In Don't Look for Me, private investigator Amos Walker is hired to track down a missing wife. He has no solid leads, so he starts at the herbal remedies store that she frequented. All of a sudden, people are tailing him and people are dying! Raymond Chandler once said that when he didn’t know what to do, he would send a man through the door with a gun in his hand.
It’s not often that you open a book to find the main character quoting author James Crumley. But Ken Bruen is clearly a student of the genre; references to the history of hard-boiled fiction keep dropping, which is a very nice treat for the reader.
The Sundown Speech is the twenty-fifth Amos Walker novel by Loren D. Estleman, and he still has it. He has set the story in Ann Arbor, a useful change of scenery for our private detective, who is usually based in Detroit.
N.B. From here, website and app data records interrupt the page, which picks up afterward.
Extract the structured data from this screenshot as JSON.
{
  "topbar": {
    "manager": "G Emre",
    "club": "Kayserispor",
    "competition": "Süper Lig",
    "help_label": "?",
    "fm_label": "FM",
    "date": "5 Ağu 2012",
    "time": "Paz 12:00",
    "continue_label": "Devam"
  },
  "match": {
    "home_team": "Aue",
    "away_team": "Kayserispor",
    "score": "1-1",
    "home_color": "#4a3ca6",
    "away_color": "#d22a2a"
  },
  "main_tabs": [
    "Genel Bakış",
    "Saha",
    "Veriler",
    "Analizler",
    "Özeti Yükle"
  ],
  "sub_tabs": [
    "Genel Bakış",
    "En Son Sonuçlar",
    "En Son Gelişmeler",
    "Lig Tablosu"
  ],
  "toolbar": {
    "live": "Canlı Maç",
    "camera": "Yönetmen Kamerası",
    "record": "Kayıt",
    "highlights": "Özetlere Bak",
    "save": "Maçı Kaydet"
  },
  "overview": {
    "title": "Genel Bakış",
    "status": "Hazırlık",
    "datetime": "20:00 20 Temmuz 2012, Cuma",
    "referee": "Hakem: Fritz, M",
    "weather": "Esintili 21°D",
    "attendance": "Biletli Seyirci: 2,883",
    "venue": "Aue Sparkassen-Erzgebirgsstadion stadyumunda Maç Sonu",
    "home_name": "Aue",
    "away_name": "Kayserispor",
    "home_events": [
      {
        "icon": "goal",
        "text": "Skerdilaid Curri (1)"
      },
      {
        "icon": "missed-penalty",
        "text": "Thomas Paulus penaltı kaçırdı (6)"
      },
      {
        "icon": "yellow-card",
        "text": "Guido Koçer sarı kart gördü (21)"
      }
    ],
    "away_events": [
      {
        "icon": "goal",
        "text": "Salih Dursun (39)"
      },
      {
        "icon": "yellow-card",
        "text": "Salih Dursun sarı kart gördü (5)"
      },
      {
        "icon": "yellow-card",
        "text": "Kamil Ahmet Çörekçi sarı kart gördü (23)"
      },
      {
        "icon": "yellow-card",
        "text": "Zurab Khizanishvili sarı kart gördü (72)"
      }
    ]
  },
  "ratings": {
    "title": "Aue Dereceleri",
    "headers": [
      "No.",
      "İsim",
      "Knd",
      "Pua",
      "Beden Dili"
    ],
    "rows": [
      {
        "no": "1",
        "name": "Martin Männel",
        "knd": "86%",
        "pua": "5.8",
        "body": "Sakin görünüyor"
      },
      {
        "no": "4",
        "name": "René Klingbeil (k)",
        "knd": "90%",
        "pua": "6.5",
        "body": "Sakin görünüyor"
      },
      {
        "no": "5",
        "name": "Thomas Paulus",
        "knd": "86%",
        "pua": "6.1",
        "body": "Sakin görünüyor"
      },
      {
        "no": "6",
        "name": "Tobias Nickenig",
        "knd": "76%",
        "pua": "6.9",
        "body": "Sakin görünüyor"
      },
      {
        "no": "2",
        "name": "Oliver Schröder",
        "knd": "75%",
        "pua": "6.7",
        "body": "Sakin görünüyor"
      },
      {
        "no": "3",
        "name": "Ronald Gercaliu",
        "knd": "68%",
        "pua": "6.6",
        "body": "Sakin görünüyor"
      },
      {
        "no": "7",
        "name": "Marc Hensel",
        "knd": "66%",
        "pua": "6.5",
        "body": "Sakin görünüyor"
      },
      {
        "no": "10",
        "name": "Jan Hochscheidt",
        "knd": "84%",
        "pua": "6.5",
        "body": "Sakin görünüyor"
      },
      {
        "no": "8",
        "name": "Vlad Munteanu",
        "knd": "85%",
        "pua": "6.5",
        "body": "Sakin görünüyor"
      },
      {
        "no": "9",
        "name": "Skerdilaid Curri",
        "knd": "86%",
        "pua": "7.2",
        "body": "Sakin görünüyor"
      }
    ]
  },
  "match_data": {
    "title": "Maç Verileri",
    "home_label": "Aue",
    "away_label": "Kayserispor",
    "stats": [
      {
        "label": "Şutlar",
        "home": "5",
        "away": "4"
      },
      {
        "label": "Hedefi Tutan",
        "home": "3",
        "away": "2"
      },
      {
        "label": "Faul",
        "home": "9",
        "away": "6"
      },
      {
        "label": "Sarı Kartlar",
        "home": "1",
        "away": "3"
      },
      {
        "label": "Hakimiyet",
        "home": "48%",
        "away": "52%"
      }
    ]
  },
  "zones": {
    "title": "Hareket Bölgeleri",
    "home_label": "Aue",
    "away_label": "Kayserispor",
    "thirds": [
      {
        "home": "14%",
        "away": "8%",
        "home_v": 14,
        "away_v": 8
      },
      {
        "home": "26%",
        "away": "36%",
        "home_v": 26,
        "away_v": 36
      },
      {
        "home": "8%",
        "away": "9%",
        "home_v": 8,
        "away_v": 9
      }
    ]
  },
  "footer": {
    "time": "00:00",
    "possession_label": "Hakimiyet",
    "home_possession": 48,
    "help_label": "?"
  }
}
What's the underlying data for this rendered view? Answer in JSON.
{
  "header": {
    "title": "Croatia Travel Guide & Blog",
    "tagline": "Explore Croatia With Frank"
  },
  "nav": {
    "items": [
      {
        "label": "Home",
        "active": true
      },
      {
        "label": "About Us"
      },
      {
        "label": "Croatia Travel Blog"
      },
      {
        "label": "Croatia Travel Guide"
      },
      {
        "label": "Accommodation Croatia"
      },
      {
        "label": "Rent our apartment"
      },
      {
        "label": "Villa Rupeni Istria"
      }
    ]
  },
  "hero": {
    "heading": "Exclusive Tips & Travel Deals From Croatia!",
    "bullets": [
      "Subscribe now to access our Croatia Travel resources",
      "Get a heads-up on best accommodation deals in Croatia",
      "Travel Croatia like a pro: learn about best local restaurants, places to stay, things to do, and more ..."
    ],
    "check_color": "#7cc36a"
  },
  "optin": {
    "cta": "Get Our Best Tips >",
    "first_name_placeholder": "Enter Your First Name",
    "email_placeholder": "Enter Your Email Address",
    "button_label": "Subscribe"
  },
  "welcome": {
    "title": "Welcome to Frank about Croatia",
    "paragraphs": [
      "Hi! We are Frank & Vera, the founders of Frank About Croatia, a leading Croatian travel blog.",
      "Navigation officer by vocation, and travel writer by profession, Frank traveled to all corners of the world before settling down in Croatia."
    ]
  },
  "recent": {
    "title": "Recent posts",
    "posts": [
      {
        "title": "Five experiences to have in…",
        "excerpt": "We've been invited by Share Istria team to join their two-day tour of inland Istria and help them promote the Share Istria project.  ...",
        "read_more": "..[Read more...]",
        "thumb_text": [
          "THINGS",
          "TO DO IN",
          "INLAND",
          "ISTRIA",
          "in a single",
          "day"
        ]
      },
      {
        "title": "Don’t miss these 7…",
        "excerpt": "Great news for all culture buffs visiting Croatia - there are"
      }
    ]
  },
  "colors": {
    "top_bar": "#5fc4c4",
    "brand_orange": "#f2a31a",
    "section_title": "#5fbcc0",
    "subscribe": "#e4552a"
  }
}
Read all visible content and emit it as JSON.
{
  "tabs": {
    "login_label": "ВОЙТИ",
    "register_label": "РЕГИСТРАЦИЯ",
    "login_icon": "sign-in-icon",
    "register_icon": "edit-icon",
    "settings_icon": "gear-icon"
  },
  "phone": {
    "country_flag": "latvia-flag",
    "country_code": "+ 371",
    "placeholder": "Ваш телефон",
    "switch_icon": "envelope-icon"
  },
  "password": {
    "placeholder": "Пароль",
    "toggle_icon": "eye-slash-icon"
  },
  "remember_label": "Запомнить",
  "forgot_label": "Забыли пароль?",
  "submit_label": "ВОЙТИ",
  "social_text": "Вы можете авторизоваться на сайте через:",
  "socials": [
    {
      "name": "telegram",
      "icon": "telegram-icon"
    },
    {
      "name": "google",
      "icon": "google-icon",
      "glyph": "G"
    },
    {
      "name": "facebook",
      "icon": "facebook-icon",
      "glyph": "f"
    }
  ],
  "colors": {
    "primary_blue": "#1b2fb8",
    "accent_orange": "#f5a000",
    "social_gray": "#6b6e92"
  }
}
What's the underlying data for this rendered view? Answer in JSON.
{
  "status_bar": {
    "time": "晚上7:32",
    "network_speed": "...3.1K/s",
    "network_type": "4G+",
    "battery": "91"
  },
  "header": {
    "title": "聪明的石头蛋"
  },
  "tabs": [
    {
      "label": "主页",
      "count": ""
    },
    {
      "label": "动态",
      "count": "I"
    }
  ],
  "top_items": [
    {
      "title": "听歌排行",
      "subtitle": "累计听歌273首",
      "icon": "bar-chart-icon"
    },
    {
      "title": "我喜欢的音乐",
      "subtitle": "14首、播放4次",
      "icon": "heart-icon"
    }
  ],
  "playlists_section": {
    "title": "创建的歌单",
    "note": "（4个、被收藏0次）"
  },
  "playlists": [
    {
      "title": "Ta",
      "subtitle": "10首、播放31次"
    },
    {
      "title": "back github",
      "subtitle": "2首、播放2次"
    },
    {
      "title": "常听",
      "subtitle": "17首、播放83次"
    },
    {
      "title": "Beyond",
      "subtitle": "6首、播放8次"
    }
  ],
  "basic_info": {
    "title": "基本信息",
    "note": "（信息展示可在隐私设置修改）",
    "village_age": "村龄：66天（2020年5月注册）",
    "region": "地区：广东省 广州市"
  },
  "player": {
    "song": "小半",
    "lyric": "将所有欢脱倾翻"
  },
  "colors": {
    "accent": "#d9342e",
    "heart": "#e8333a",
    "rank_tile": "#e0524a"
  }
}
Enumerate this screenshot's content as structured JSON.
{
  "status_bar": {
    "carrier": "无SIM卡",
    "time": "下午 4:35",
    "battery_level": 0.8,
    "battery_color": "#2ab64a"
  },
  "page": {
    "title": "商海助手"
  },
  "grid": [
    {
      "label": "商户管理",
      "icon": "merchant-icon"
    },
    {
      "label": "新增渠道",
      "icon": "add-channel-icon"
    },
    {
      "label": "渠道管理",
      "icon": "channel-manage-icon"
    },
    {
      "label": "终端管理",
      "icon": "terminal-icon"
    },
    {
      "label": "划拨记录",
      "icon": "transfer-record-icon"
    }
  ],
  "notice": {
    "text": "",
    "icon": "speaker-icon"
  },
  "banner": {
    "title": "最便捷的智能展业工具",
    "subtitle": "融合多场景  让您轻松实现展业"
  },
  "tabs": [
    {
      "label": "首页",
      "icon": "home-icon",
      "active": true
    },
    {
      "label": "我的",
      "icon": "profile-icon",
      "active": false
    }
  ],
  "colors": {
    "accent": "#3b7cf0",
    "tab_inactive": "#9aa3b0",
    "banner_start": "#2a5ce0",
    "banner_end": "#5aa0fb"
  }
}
The improbably-named Cormoran Strike, a war-wounded vet with overdue bills to pay, has an equally improbable day; his fiancé dumps him, he accidentally hires a new secretary, and the biggest case of his career walks through the door. This is how Robert Galbraith’s (aka J.K. Rowling’s) book The Cuckoo's
Aimee Leduc, private investigator, starts the novel with her longtime partner Rene Friant absent and out of the country. Already concerned about running Leduc Detective on her own, matters grow exponentially worse when her friend Saj hits and possibly kills a Serb with Rene's car. Soon, the accident is tangled up in the mysterious death of a Russian bookbinder, a missing painting that could be nearly invaluable, and even Aimee's own mother, who's been missing for many years.